[Excerpts from an interface dataset]
-*-*-

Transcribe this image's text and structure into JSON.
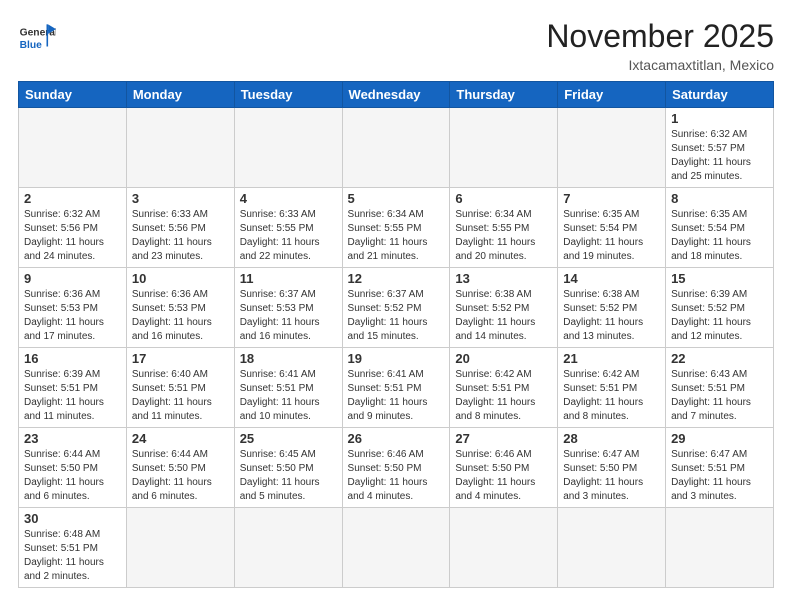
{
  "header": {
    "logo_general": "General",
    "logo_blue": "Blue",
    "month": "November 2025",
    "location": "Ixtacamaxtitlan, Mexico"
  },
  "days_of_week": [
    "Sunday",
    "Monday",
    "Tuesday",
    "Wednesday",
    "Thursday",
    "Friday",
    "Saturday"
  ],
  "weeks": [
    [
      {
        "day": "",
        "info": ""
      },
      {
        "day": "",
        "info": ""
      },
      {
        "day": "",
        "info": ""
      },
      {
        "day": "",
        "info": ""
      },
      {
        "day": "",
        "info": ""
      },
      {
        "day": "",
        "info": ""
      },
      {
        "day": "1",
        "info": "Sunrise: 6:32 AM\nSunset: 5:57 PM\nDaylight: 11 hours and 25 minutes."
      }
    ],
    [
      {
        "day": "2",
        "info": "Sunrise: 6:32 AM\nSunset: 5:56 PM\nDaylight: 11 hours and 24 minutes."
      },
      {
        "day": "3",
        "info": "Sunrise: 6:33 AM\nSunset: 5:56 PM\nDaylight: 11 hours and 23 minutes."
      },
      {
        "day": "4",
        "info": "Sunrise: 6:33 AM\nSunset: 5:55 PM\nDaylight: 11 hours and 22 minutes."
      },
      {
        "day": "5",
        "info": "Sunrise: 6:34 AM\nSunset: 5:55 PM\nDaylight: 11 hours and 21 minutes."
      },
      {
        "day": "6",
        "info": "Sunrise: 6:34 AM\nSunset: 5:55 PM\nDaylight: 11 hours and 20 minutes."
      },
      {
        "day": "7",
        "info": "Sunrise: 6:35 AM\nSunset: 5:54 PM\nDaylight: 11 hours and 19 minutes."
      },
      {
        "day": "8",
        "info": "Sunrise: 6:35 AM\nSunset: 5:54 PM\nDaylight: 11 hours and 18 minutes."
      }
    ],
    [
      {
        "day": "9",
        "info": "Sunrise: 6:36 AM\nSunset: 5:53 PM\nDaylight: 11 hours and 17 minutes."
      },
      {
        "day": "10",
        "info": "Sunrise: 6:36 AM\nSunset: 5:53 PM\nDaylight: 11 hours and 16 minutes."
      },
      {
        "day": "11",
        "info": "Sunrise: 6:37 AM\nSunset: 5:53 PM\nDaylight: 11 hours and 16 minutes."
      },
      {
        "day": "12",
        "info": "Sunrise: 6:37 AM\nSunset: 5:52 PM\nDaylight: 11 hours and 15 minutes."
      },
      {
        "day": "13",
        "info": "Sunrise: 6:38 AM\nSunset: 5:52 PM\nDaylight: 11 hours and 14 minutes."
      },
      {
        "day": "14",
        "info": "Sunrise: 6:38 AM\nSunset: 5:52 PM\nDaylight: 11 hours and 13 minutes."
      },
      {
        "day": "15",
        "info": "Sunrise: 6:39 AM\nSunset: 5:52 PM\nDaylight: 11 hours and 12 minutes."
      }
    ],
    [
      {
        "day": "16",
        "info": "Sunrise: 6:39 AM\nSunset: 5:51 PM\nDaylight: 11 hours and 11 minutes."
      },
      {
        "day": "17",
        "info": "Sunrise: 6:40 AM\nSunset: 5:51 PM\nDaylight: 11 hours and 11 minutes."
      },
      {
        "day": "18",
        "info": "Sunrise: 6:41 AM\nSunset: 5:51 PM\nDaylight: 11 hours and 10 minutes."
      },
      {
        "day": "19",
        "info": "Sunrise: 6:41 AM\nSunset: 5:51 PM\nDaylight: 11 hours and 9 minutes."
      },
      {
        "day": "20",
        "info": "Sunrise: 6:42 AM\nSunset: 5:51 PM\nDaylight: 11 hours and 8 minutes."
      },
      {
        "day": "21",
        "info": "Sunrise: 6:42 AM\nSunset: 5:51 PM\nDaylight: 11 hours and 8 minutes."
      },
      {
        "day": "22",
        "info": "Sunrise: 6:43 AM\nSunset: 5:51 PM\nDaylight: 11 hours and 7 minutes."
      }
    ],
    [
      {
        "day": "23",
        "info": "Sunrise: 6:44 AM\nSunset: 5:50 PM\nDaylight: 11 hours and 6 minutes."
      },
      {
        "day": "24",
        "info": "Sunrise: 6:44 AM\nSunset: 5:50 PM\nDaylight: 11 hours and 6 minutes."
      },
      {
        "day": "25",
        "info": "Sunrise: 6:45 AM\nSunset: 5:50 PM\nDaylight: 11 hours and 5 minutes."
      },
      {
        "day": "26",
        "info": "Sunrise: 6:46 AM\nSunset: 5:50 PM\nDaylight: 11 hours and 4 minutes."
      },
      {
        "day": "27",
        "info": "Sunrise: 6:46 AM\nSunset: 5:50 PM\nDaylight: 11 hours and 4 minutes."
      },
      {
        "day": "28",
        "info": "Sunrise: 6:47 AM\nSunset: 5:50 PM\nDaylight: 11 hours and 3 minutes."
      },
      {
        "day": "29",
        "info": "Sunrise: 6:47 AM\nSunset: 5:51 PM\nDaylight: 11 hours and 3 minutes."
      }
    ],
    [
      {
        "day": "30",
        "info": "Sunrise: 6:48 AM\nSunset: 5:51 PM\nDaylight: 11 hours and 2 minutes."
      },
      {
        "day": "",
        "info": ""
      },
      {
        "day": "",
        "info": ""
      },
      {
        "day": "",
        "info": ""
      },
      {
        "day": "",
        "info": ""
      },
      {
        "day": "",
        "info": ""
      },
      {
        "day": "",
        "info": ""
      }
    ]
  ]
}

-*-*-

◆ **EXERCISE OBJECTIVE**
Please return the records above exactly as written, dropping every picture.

◆ **WRITTEN SOLUTION**
Transcribe this image's text and structure into JSON.
{
  "header": {
    "logo_general": "General",
    "logo_blue": "Blue",
    "month": "November 2025",
    "location": "Ixtacamaxtitlan, Mexico"
  },
  "days_of_week": [
    "Sunday",
    "Monday",
    "Tuesday",
    "Wednesday",
    "Thursday",
    "Friday",
    "Saturday"
  ],
  "weeks": [
    [
      {
        "day": "",
        "info": ""
      },
      {
        "day": "",
        "info": ""
      },
      {
        "day": "",
        "info": ""
      },
      {
        "day": "",
        "info": ""
      },
      {
        "day": "",
        "info": ""
      },
      {
        "day": "",
        "info": ""
      },
      {
        "day": "1",
        "info": "Sunrise: 6:32 AM\nSunset: 5:57 PM\nDaylight: 11 hours and 25 minutes."
      }
    ],
    [
      {
        "day": "2",
        "info": "Sunrise: 6:32 AM\nSunset: 5:56 PM\nDaylight: 11 hours and 24 minutes."
      },
      {
        "day": "3",
        "info": "Sunrise: 6:33 AM\nSunset: 5:56 PM\nDaylight: 11 hours and 23 minutes."
      },
      {
        "day": "4",
        "info": "Sunrise: 6:33 AM\nSunset: 5:55 PM\nDaylight: 11 hours and 22 minutes."
      },
      {
        "day": "5",
        "info": "Sunrise: 6:34 AM\nSunset: 5:55 PM\nDaylight: 11 hours and 21 minutes."
      },
      {
        "day": "6",
        "info": "Sunrise: 6:34 AM\nSunset: 5:55 PM\nDaylight: 11 hours and 20 minutes."
      },
      {
        "day": "7",
        "info": "Sunrise: 6:35 AM\nSunset: 5:54 PM\nDaylight: 11 hours and 19 minutes."
      },
      {
        "day": "8",
        "info": "Sunrise: 6:35 AM\nSunset: 5:54 PM\nDaylight: 11 hours and 18 minutes."
      }
    ],
    [
      {
        "day": "9",
        "info": "Sunrise: 6:36 AM\nSunset: 5:53 PM\nDaylight: 11 hours and 17 minutes."
      },
      {
        "day": "10",
        "info": "Sunrise: 6:36 AM\nSunset: 5:53 PM\nDaylight: 11 hours and 16 minutes."
      },
      {
        "day": "11",
        "info": "Sunrise: 6:37 AM\nSunset: 5:53 PM\nDaylight: 11 hours and 16 minutes."
      },
      {
        "day": "12",
        "info": "Sunrise: 6:37 AM\nSunset: 5:52 PM\nDaylight: 11 hours and 15 minutes."
      },
      {
        "day": "13",
        "info": "Sunrise: 6:38 AM\nSunset: 5:52 PM\nDaylight: 11 hours and 14 minutes."
      },
      {
        "day": "14",
        "info": "Sunrise: 6:38 AM\nSunset: 5:52 PM\nDaylight: 11 hours and 13 minutes."
      },
      {
        "day": "15",
        "info": "Sunrise: 6:39 AM\nSunset: 5:52 PM\nDaylight: 11 hours and 12 minutes."
      }
    ],
    [
      {
        "day": "16",
        "info": "Sunrise: 6:39 AM\nSunset: 5:51 PM\nDaylight: 11 hours and 11 minutes."
      },
      {
        "day": "17",
        "info": "Sunrise: 6:40 AM\nSunset: 5:51 PM\nDaylight: 11 hours and 11 minutes."
      },
      {
        "day": "18",
        "info": "Sunrise: 6:41 AM\nSunset: 5:51 PM\nDaylight: 11 hours and 10 minutes."
      },
      {
        "day": "19",
        "info": "Sunrise: 6:41 AM\nSunset: 5:51 PM\nDaylight: 11 hours and 9 minutes."
      },
      {
        "day": "20",
        "info": "Sunrise: 6:42 AM\nSunset: 5:51 PM\nDaylight: 11 hours and 8 minutes."
      },
      {
        "day": "21",
        "info": "Sunrise: 6:42 AM\nSunset: 5:51 PM\nDaylight: 11 hours and 8 minutes."
      },
      {
        "day": "22",
        "info": "Sunrise: 6:43 AM\nSunset: 5:51 PM\nDaylight: 11 hours and 7 minutes."
      }
    ],
    [
      {
        "day": "23",
        "info": "Sunrise: 6:44 AM\nSunset: 5:50 PM\nDaylight: 11 hours and 6 minutes."
      },
      {
        "day": "24",
        "info": "Sunrise: 6:44 AM\nSunset: 5:50 PM\nDaylight: 11 hours and 6 minutes."
      },
      {
        "day": "25",
        "info": "Sunrise: 6:45 AM\nSunset: 5:50 PM\nDaylight: 11 hours and 5 minutes."
      },
      {
        "day": "26",
        "info": "Sunrise: 6:46 AM\nSunset: 5:50 PM\nDaylight: 11 hours and 4 minutes."
      },
      {
        "day": "27",
        "info": "Sunrise: 6:46 AM\nSunset: 5:50 PM\nDaylight: 11 hours and 4 minutes."
      },
      {
        "day": "28",
        "info": "Sunrise: 6:47 AM\nSunset: 5:50 PM\nDaylight: 11 hours and 3 minutes."
      },
      {
        "day": "29",
        "info": "Sunrise: 6:47 AM\nSunset: 5:51 PM\nDaylight: 11 hours and 3 minutes."
      }
    ],
    [
      {
        "day": "30",
        "info": "Sunrise: 6:48 AM\nSunset: 5:51 PM\nDaylight: 11 hours and 2 minutes."
      },
      {
        "day": "",
        "info": ""
      },
      {
        "day": "",
        "info": ""
      },
      {
        "day": "",
        "info": ""
      },
      {
        "day": "",
        "info": ""
      },
      {
        "day": "",
        "info": ""
      },
      {
        "day": "",
        "info": ""
      }
    ]
  ]
}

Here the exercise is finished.